He played pick-up games with the neighborhood kids as a young boy, developing his skills and taking his game to the next level at every given opportunity. He played as often as he could, including Sundays.
This didn’t sit well with Mom and Dad Nelson, devout Swedish Lutherans. They forbade Ted from playing on Sundays. An old Nelson family story has it that when Ted’s mother found out he was playing baseball on the Sabbath, she buried his uniform in their chicken yard. Undaunted, Ted somehow discovered its underground hiding place, retrieved it, and continued to “play ball” behind her back. He must truly have loved the game to cross Mom Nelson!
Joan inherited from her grandfather Ted a book entitled LEMONT Illinois. Its History In Commemoration Of The Centennial Of Its Incorporation 1873 1973. On page 154 is featured a photo of her grandfather with a neighbor and friend named Alfred Anderson; the photograph was taken in 1911.
On one of our visits to Gary, Indiana where Joan’s grandparents lived, Joan learned from her Grandma Nelson that her grandfather had played third baseman for the team in 1909 and then three years later joined another team in nearby Lockport, Illinois. Then, early in 1916 he took a job with US Steel in Gary, Indiana. He was offered a position in the Time Department, but there is great suspicion that he was hired (and took the job) primarily to play baseball for the US Steel team.
Joan has fond memories, too, of seeing her grandfather sitting in his favorite living room chair, smoking a Dutch Masters cigar, and watching Chicago Cubs games on television. He loved baseball all his life. Joan didn’t realize as a young girl how involved he had actually been with the game. The sedentary Cubs fan had, in fact, had a serious relationship with baseball.

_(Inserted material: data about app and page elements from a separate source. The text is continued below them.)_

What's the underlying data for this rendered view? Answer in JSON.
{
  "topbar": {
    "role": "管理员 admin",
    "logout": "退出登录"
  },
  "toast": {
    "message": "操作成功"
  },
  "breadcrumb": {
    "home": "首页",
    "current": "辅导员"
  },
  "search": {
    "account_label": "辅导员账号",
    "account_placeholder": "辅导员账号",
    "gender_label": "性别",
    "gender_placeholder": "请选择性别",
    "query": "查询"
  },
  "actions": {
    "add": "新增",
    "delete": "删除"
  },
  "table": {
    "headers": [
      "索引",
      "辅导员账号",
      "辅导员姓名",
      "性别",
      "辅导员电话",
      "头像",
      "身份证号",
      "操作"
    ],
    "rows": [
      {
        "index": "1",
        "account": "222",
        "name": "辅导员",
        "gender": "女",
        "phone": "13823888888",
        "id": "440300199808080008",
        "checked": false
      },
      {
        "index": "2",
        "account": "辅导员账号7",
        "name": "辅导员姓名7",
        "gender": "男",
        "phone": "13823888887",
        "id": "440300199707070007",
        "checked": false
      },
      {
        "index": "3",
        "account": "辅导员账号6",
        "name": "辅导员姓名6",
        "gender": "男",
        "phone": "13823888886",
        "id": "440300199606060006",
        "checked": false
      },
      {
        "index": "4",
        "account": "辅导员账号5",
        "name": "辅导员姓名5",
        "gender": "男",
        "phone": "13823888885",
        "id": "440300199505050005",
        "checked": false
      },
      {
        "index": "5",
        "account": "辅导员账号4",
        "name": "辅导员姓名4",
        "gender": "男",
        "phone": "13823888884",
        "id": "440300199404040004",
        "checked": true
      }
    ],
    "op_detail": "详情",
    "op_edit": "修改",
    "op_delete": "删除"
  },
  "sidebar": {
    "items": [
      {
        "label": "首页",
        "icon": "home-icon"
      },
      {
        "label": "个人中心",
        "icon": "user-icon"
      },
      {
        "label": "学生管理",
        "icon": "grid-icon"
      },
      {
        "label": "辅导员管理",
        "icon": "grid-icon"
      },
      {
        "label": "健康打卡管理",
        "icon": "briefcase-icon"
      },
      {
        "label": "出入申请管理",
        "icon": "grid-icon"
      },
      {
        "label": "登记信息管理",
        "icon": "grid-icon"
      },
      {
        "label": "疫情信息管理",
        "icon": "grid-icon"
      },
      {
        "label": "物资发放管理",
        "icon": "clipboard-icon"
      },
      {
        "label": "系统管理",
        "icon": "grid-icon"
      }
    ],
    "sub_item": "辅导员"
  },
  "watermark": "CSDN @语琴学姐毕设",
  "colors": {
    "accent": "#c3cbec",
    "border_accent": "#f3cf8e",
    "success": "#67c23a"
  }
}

Sometime in the late 1990’s Greg was sitting at his computer (no laptop yet!) checking email when he noticed that the “Lemont” keyword had generated a message from eBay that something was available for sale. The item up for auction was a postcard picturing the “Lemont Blues” baseball team as they were in 1909. It had been sent from a Lawrence Sandberg of Lemont to his uncle in Ritzville, Washington, eventually finding its way to eBay.
Joan was busy upstairs when Greg called her to come down to his study where he asked, “Would you recognize your Grandpa Nelson if there was a photo of him as a young man?”
Joan was pretty certain she would recognize her grandfather. Sure enough, it was Joan’s grandpa in the back row of the photo, dressed in a light shirt, dark vest, and hat but not wearing a baseball uniform. He would have been about seventeen years old when the photo was taken. Joan had never seen the photo before, but it was clearly Ted Nelson.
After a successful bid to win the auction, Joan showed the postcard to her father, Don. He said that he remembered seeing this particular shot in a Lemont newspaper article some years before. He said that the picture was taken the first day Joan’s grandfather had joined the Lemont Blues. That’s why Ted is wearing street clothes and not a uniform.
The postcard is stamped “12 M 1909 Lemont ILL” with a one cent stamp attached. The card is addressed to Mr. Wm. Olson Box 85 Ritzville, Wash and reads:
This is the Base Ball team I play with. X is were I stand and the mascot is Brother Emil. All in very good health and hope you are too.
What a circuitous path this postcard must have taken. The miles it must have traveled to find its way from Lawrence, Ted’s old teammate and neighbor, back to Joan, Ted’s granddaughter! It is certainly a tall tale of happenstance and circumstance. How many chances there must have been to miss the opportunity to recognize and buy this small but meaningful treasure.
As we digitize our lives, our possessions, and present them for view through Google and maybe for purchase via eBay and Etsy and the like, we increase the chances of moments of such serendipity as “finding Grandpa” represents. But, even so, it is both a minor miracle and a testimony to one of the true advantages of modern life: to be able to discover what was hidden, to see what was previously unseen, to find that which was well and truly lost.